* _TRY IT_
Please find the lines in the following records that hold "자치단체", and copy them.

(Records from a data source)
•••
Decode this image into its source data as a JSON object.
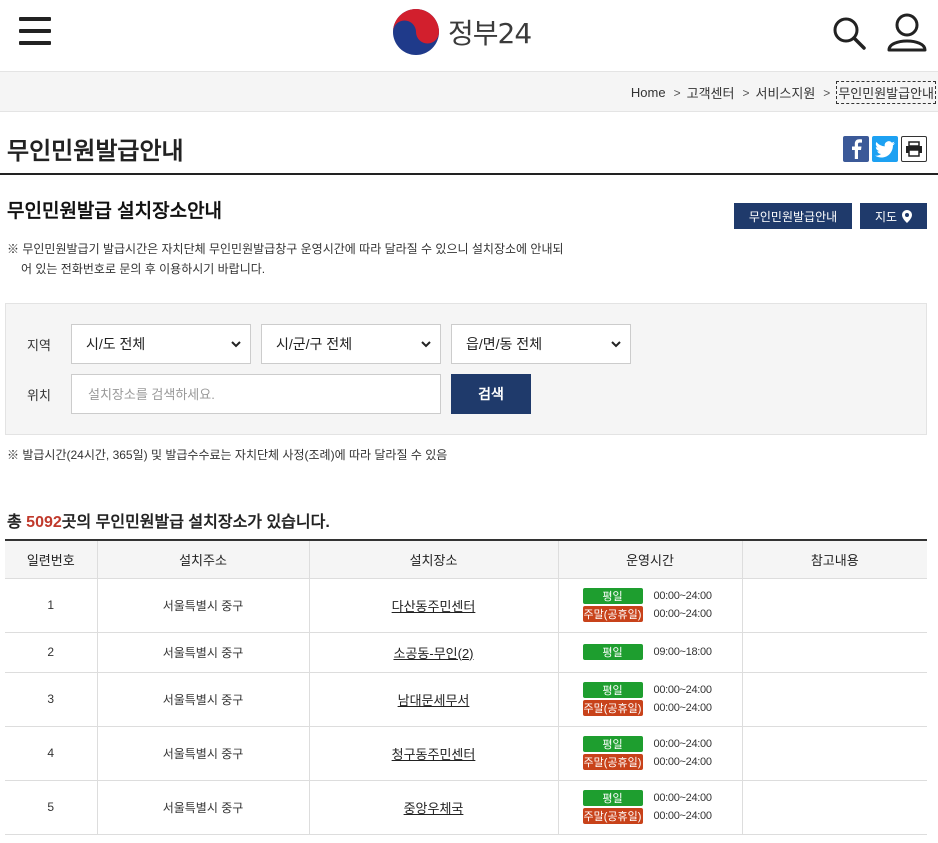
{
  "header": {
    "logo_text": "정부24"
  },
  "breadcrumb": {
    "items": [
      "Home",
      "고객센터",
      "서비스지원",
      "무인민원발급안내"
    ]
  },
  "page": {
    "title": "무인민원발급안내"
  },
  "section": {
    "title": "무인민원발급 설치장소안내",
    "info_button": "무인민원발급안내",
    "map_button": "지도",
    "note_line1": "※ 무인민원발급기 발급시간은 자치단체 무인민원발급창구 운영시간에 따라 달라질 수 있으니 설치장소에 안내되",
    "note_line2": "어 있는 전화번호로 문의 후 이용하시기 바랍니다."
  },
  "search": {
    "region_label": "지역",
    "sido": "시/도 전체",
    "sigungu": "시/군/구 전체",
    "eupmyeondong": "읍/면/동 전체",
    "location_label": "위치",
    "placeholder": "설치장소를 검색하세요.",
    "button": "검색"
  },
  "note2": "※ 발급시간(24시간, 365일) 및 발급수수료는 자치단체 사정(조례)에 따라 달라질 수 있음",
  "count": {
    "prefix": "총 ",
    "number": "5092",
    "suffix": "곳의 무인민원발급 설치장소가 있습니다."
  },
  "table": {
    "headers": [
      "일련번호",
      "설치주소",
      "설치장소",
      "운영시간",
      "참고내용"
    ],
    "badge_weekday": "평일",
    "badge_weekend": "주말(공휴일)",
    "rows": [
      {
        "no": "1",
        "addr": "서울특별시 중구",
        "place": "다산동주민센터",
        "weekday": "00:00~24:00",
        "weekend": "00:00~24:00"
      },
      {
        "no": "2",
        "addr": "서울특별시 중구",
        "place": "소공동-무인(2)",
        "weekday": "09:00~18:00"
      },
      {
        "no": "3",
        "addr": "서울특별시 중구",
        "place": "남대문세무서",
        "weekday": "00:00~24:00",
        "weekend": "00:00~24:00"
      },
      {
        "no": "4",
        "addr": "서울특별시 중구",
        "place": "청구동주민센터",
        "weekday": "00:00~24:00",
        "weekend": "00:00~24:00"
      },
      {
        "no": "5",
        "addr": "서울특별시 중구",
        "place": "중앙우체국",
        "weekday": "00:00~24:00",
        "weekend": "00:00~24:00"
      }
    ]
  }
}
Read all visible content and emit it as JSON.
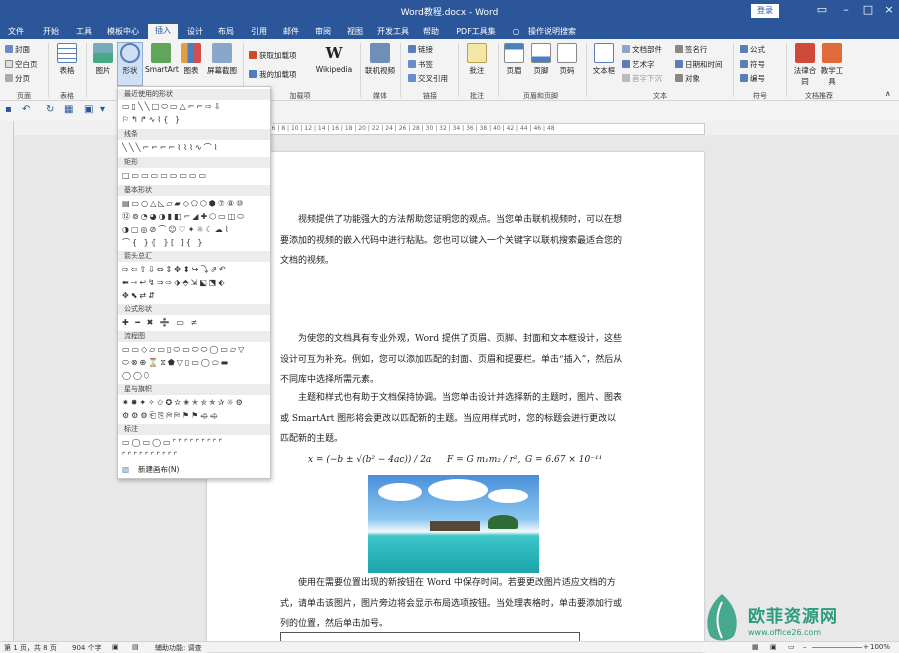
{
  "window": {
    "title": "Word教程.docx - Word",
    "login_label": "登录",
    "minimize_icon": "–",
    "restore_icon": "□",
    "close_icon": "×"
  },
  "tabs": [
    "文件",
    "开始",
    "工具",
    "模板中心",
    "插入",
    "设计",
    "布局",
    "引用",
    "邮件",
    "审阅",
    "视图",
    "开发工具",
    "帮助",
    "PDF工具集",
    "操作说明搜索"
  ],
  "active_tab": "插入",
  "ribbon": {
    "pages": {
      "cover": "封面",
      "blank": "空白页",
      "break": "分页",
      "label": "页面"
    },
    "tables": {
      "table": "表格",
      "label": "表格"
    },
    "illustrations": {
      "pictures": "图片",
      "shapes": "形状",
      "smartart": "SmartArt",
      "chart": "图表",
      "screenshot": "屏幕截图"
    },
    "addins": {
      "get": "获取加载项",
      "my": "我的加载项",
      "wikipedia": "Wikipedia",
      "label": "加载项"
    },
    "media": {
      "video": "联机视频",
      "label": "媒体"
    },
    "links": {
      "link": "链接",
      "bookmark": "书签",
      "crossref": "交叉引用",
      "label": "链接"
    },
    "comments": {
      "comment": "批注",
      "label": "批注"
    },
    "header_footer": {
      "header": "页眉",
      "footer": "页脚",
      "page_number": "页码",
      "label": "页眉和页脚"
    },
    "text": {
      "textbox": "文本框",
      "quickparts": "文档部件",
      "wordart": "艺术字",
      "dropcap": "首字下沉",
      "signature": "签名行",
      "datetime": "日期和时间",
      "object": "对象",
      "label": "文本"
    },
    "symbols": {
      "equation": "公式",
      "symbol": "符号",
      "number": "编号",
      "label": "符号"
    },
    "recommend": {
      "law": "法律合同",
      "edu": "教学工具",
      "label": "文档推荐"
    }
  },
  "shapes_dropdown": {
    "sections": [
      {
        "title": "最近使用的形状",
        "rows": [
          "▭▯╲╲□⬭▭△⌐⌐⇨⇩",
          "⚐↰↱∿⌇{ }"
        ]
      },
      {
        "title": "线条",
        "rows": [
          "╲╲╲⌐⌐⌐⌐⌇⌇⌇∿⌒⌇"
        ]
      },
      {
        "title": "矩形",
        "rows": [
          "□▭▭▭▭▭▭▭▭"
        ]
      },
      {
        "title": "基本形状",
        "rows": [
          "▤▭○△◺▱▰◇⬠⬡⬢⑦⑧⑩",
          "⑫⊚◔◕◑▮◧⌐◢✚⬡▭◫⬭",
          "◑▢◎⊘⌒☺♡✦☼☾☁⌇",
          "⌒{ }⦃ ⦄[ ]{ }"
        ]
      },
      {
        "title": "箭头总汇",
        "rows": [
          "⇨⇦⇧⇩⇔⇕✥⬍↪⤵⇗↶",
          "⬅⇾↩↯⇒⇨⬗⬘⇲⬕⬔⬖",
          "✥⬉⇄⇵"
        ]
      },
      {
        "title": "公式形状",
        "rows": [
          "✚ ━ ✖ ➗ ▭ ≠"
        ]
      },
      {
        "title": "流程图",
        "rows": [
          "▭▭◇▱▭▯⬭▭⬭⬭◯▭▱▽",
          "⬭⊗⊕⌛⧖⬟▽▯▭◯⬭▬",
          "◯◯⬯"
        ]
      },
      {
        "title": "星与旗帜",
        "rows": [
          "✷✸✦✧✩✪✫✬✭✮✯✰☼⚙",
          "⚙⚙⚙⎗⎘⛿⛿⚑⚑⬲⬲"
        ]
      },
      {
        "title": "标注",
        "rows": [
          "▭◯▭◯▭⌜⌜⌜⌜⌜⌜⌜⌜⌜",
          "⌜⌜⌜⌜⌜⌜⌜⌜⌜⌜"
        ]
      }
    ],
    "footer": "新建画布(N)"
  },
  "document": {
    "p1": "视频提供了功能强大的方法帮助您证明您的观点。当您单击联机视频时，可以在想要添加的视频的嵌入代码中进行粘贴。您也可以键入一个关键字以联机搜索最适合您的文档的视频。",
    "p2": "为使您的文档具有专业外观，Word 提供了页眉、页脚、封面和文本框设计，这些设计可互为补充。例如，您可以添加匹配的封面、页眉和提要栏。单击“插入”，然后从不同库中选择所需元素。",
    "p3": "主题和样式也有助于文档保持协调。当您单击设计并选择新的主题时，图片、图表或 SmartArt 图形将会更改以匹配新的主题。当应用样式时，您的标题会进行更改以匹配新的主题。",
    "formula_quadratic": "x = (−b ± √(b² − 4ac)) / 2a",
    "formula_gravity": "F = G m₁m₂ / r²,",
    "formula_constant": "G = 6.67 × 10⁻¹¹",
    "p4": "使用在需要位置出现的新按钮在 Word 中保存时间。若要更改图片适应文档的方式，请单击该图片，图片旁边将会显示布局选项按钮。当处理表格时，单击要添加行或列的位置，然后单击加号。"
  },
  "status": {
    "page": "第 1 页，共 8 页",
    "words": "904 个字",
    "accessibility": "辅助功能: 调查",
    "zoom": "100%"
  },
  "watermark": {
    "text": "欧菲资源网",
    "url": "www.office26.com"
  },
  "colors": {
    "accent": "#2b579a",
    "watermark": "#2a9c7c"
  }
}
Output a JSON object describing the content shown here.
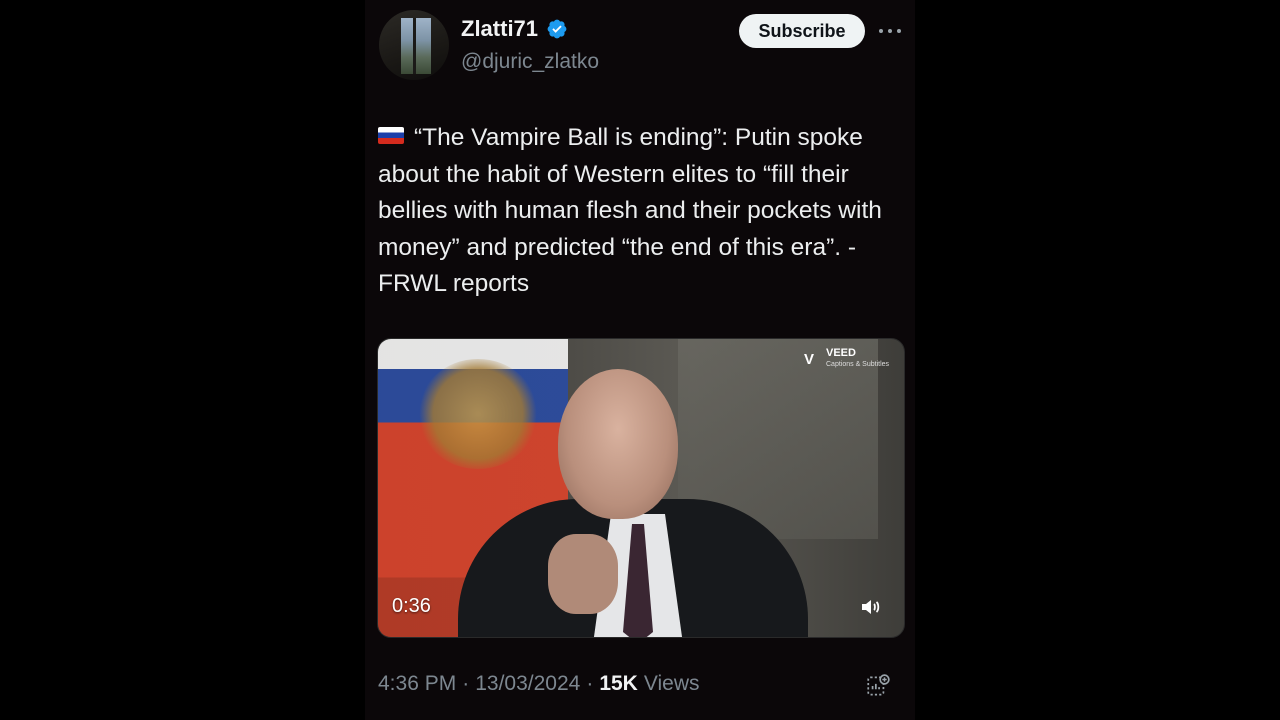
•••
* _WRITTEN SOLUTION_
    "note_line1": "※ 무인민원발급기 발급시간은 자치단체 무인민원발급창구 운영시간에 따라 달라질 수 있으니 설치장소에 안내되",
  "note2": "※ 발급시간(24시간, 365일) 및 발급수수료는 자치단체 사정(조례)에 따라 달라질 수 있음",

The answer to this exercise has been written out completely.